Parking bans to help local residents in South, West Loop
August 4, 2017

In an effort to preserve parking for local residents and businesses, community groups in the South Loop and West Loop have worked with their aldermanic representatives to establish partial parking bans designed to prevent drivers from outside the area from using day-long free parking.

Those “day trippers,” local officials said, take advantage of the street parking and then travel by public transportation to the Loop and other areas with pricier parking.

The restriction effort will preserve more parking for those living and working in each specific area.

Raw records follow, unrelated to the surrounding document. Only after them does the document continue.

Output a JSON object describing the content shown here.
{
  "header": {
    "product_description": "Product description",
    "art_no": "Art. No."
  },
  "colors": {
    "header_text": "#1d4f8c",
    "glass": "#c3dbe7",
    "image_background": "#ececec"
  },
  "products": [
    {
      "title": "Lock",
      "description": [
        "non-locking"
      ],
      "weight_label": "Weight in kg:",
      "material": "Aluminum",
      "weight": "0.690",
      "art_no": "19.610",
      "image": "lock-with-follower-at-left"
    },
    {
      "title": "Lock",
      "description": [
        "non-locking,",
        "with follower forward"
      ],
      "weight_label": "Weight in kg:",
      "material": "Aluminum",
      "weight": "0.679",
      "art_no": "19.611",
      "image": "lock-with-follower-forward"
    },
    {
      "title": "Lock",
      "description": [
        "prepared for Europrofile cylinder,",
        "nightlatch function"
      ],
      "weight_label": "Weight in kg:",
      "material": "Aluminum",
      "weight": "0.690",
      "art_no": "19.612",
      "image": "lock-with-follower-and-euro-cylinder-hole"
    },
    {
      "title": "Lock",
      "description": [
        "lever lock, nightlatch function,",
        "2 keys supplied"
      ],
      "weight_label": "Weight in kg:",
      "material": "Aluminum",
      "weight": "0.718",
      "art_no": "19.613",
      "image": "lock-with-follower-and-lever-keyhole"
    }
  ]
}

The South Loop ban prohibits vehicles without parking permits from 9 to 11 a.m. Monday through Friday next to and just south of Dearborn Park on Plymouth Court from 9th Street to Roosevelt Road and on South Park Terrace from 8th Street to Roosevelt Park at 62 W. Roosevelt Rd. Officials reinstated the restrictions after lifting a previous ban last year because it had not been completed as an ordinance.

Prentice Butler, director of constituent services for 4th Ward Alderman Sophia King, said the alderman wants to cooperate with community groups “to see if this will work.”

“This is a residential enclave, and therefore there is a concern about traffic,” Butler said.

That concern has spread to other parts of the South Loop. Rudy Barcenas, assistant director of the Near South Planning Board, said his office receives complaints from local businesses along State Street and Michigan Avenue that need space for their employees as well as customers. He said he is not certain what officials may propose to help local businesses.

In the West Loop, local leaders had scheduled a proposal to come before the City Council to restrict outside parking from 7 a.m. to 9 a.m. in an area bounded by Ashland Avenue, Green Street, Washington Boulevard, and Van Buren Street.

Alderman Walter Burnett Jr. of the 27th Ward said he had sufficient City Council support and that, once the ordinance won approval, workers would install signage by the end of the summer.

“This was really motivated by businesses and residents, and we wanted to be sensitive to that,” Burnett said. “This is becoming a hot neighborhood, so it’s the price of success. We want suburban business, but we also want to balance that with the need of our residents and others who need parking on a regular basis.”

Burnett said parking structures may be a future solution.

At least one organization leader prefers to not build structures until it is absolutely necessary. West Central Association president Armando Chacon said parking has been an issue in the West Loop for at least the last 12 years.

“Over that time, the neighborhood has evolved and the situation has become worse,” he said. “Two or three years ago there was a task force and there was a pilot program” that banned early afternoon parking. “Permit parking was instituted on some streets. So there have been a few things done. This proposed ban is the next measure.”

Chacon said a recent parking study showed that 84% of current parking remains unrestricted.

“For a long time, that wasn’t a problem,” he said. “We are kind of a mixed neighborhood with parking needs for residents, businesses, and office users. We are trying to tip the scales a little more in favor of those who live and work here.” He opposes parking structures at this time because “We don’t want to change the character of the neighborhood,” he said.

He does not see any parking measures as a complete fix.

“No policy will fully solve the problem,” Chacon said. “I think the initial reaction to this proposal is mostly positive.”

Chacon said parking issues in the city’s neighborhoods also draw attention to alternate transportation as well as costs.

“I ride my bike whenever I can,” he said. “We should walk and take public transportation more. If you drive to the Gold Coast or other expensive areas, you find meters and structures. The cost elicits turnover in parking.”   

—Rick Romano